  • Access to local seeds was considered important
    and seed banks were developed with the active
    participation of farmers, particularly with women
  • Women farmers were got engaged in vegetable
    production, goats farming and poultry production.

  • At present Lok Sanjh is working in more than 130
    villages in nine districts of Punjab, Kashmir and
    with partners in NWFP, Sindh and Balochistan
    provinces of Pakistan. At national level, Lok
    Sanjh is member of Sustainable Agriculture Action
    Group (SAAG), a network of more than thirty like
    minded organizations working on sustainable

  • 7.2 Lok Sanjh means working together with the
  • Lok Sanjh is working with rural communities for
    the last twelve years and has the experience to
    build capacity of the poor to use their skills to
    create their own wealth of opportunities to be
    out of poverty.
  • Strategies Followed by Lok Sanjh.

  • i) Village Food Security Programme
  • i) Motivated farmers to change from conventional
    to ecological farming. Lowers cost of production,
    increases income and reduces poverty.
  • ii) Motivated farmers to adopt biodiversity
    system instead of mono-cropping to ensure food
  • iii) Increased organic food production for
    domestic use and marketing.

  • ii) Farmers Field School
  • To build capacity of farmers Training in
  • i) Making Compost
  • ii) Making bio-pesticides
  • Adopting IPM technology.
  • iii) Green House Technology
  • Involved farmers to produce off-season
    vegetables for domestic use and marketing .
    increased income.

  • iv) Seed Bank
  • With introduction of hybrid seeds local and
    farmer seeds were vanishing. Farmers were at the
    mercy of multinationals. Lok Sanjh
  • i) Mobilized farmers to build and save own seed
    by developing seed banks.
  • Involved women in seed saving.
  • Farmers exchanged seed and saved money to buy
    seed from market

  • v) Raising Nurseries
  • Farmers trained in raising nurseries of
    vegetables, crops, forest trees, fruit trees and
    medicinal plants.
  • Income of farmers increased and used the leaves
    of Neem to make biopesticides.
  • vi) Farmers Research Farms
  • Promoted ecological agriculture for demonstration
    to other farmers

  • Promoted biodiversity instead of mono-cropping.
  • It required less water, less pest attack.
  • Farmers selected best varieties of Rice, Wheat
    and Vegetables.
  • vii) Strengthening Local Democracy
  • Lok Sanjh engaged local government and public
    representatives in development planning of
  • Involved communities in environment friendly

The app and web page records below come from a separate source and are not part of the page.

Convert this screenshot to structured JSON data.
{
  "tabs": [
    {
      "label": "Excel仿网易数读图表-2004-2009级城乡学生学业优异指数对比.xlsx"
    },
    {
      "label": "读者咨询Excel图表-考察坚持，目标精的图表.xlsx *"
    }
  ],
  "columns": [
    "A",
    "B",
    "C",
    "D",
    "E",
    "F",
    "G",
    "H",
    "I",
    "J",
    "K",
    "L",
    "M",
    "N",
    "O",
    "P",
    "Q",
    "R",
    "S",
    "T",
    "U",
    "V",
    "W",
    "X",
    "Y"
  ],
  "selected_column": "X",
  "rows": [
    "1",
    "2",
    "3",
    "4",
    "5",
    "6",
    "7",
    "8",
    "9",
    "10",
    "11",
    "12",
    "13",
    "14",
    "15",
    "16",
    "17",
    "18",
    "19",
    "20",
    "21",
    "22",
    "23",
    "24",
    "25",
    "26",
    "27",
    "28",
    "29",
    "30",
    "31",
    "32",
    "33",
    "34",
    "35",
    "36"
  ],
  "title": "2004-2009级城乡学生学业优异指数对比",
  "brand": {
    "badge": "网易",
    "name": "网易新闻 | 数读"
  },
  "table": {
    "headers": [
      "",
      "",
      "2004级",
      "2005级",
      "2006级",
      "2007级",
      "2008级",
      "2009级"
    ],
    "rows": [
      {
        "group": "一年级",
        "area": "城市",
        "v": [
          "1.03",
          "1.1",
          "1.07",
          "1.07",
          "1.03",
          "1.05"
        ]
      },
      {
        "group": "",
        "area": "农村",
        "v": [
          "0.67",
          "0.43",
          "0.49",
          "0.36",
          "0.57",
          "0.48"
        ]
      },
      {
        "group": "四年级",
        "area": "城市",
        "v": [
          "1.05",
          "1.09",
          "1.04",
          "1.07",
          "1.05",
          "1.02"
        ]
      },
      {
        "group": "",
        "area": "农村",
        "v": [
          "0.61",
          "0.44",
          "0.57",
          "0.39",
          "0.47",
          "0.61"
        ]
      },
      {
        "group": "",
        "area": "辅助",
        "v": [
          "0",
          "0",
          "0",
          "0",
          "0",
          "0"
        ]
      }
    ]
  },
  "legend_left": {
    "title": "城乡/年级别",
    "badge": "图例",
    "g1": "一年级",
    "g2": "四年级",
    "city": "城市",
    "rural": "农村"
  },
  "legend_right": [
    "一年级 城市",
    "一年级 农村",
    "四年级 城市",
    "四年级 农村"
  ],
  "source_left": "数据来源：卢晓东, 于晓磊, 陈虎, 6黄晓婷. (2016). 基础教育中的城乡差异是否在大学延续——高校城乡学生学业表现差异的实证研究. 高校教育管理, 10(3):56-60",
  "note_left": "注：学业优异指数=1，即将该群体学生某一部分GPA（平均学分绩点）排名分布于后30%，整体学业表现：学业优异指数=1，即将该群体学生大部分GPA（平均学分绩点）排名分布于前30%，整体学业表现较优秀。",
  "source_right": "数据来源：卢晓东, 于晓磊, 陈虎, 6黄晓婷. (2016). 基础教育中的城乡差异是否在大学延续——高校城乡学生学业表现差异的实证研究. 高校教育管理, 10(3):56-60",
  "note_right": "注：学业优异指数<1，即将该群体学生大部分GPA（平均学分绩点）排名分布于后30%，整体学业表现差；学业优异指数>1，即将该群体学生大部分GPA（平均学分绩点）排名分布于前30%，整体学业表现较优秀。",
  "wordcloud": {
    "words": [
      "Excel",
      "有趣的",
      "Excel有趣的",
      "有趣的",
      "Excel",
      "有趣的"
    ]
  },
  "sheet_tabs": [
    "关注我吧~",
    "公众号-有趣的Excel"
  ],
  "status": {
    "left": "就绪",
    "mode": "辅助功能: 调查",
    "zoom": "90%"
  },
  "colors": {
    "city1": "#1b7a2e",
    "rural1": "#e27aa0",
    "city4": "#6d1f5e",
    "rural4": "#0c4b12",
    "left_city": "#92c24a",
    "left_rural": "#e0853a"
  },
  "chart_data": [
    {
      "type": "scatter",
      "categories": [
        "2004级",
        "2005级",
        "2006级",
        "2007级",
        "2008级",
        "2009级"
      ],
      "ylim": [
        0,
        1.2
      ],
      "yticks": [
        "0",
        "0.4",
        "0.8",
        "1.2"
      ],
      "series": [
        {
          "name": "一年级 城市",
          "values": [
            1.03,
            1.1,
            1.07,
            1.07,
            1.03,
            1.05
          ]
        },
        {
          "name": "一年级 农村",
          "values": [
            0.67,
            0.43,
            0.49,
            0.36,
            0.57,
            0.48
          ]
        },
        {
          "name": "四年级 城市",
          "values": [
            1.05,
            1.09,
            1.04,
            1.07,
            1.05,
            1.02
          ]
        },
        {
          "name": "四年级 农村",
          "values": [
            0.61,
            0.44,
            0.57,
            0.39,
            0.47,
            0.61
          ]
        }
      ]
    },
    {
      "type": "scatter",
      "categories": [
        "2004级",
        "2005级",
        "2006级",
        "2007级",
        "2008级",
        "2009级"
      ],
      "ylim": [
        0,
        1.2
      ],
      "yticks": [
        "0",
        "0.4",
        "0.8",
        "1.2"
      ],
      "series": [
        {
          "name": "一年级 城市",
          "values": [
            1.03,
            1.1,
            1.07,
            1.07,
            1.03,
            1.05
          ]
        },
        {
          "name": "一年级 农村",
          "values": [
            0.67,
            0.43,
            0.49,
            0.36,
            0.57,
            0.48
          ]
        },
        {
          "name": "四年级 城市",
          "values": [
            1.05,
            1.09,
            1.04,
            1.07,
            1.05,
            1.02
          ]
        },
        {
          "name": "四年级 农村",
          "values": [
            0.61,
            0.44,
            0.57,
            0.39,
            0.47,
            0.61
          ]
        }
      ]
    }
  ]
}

  • viii) Marketing Support
  • As organic production is increasing Lok Sanjh is
    helping farmers to market their produce at
    premium price in the market.
  • ix) Village Eco Club School Eco Clubs
  • Mobilized people to take care of environment of
    village and keeping it clean. Farmers, teachers
    and elected councilors were involved.
  • Establishment of eco clubs in the schools.

  • x) Youth Empowerment Support.
  • Lok Sanjh mobilized young generation.
  • By involving students in eco-friendly activities.
  • Arranged school debates and games developed
    competition and positive thinking in youth.
  • xi) Farmers Rights Programme.
  • Establishment of Dehqan (Small farmer) assembly.

  • Arranged farmers Rally on food sovereignty,
    GMOs, Plant Breeders Rights ordinance etc.
  • xii) Women in Agriculture and Development
    Alternatives (WADA)
  • Goats and poultry distributed to widows and poor
  • Encouraged women to develop kitchen gardening.

  • xiii) Grain Bank
  • Established to make the small farmers food secure
    decrease their dependency on market.
  • xiv) Water Harvesting
  • In rain fed areas ponds were constructed to
    conserve rain water and use for growing
  • xv) Health Camp
  • Health Camps were conducted for women and
Write a Comment
User Comments (0)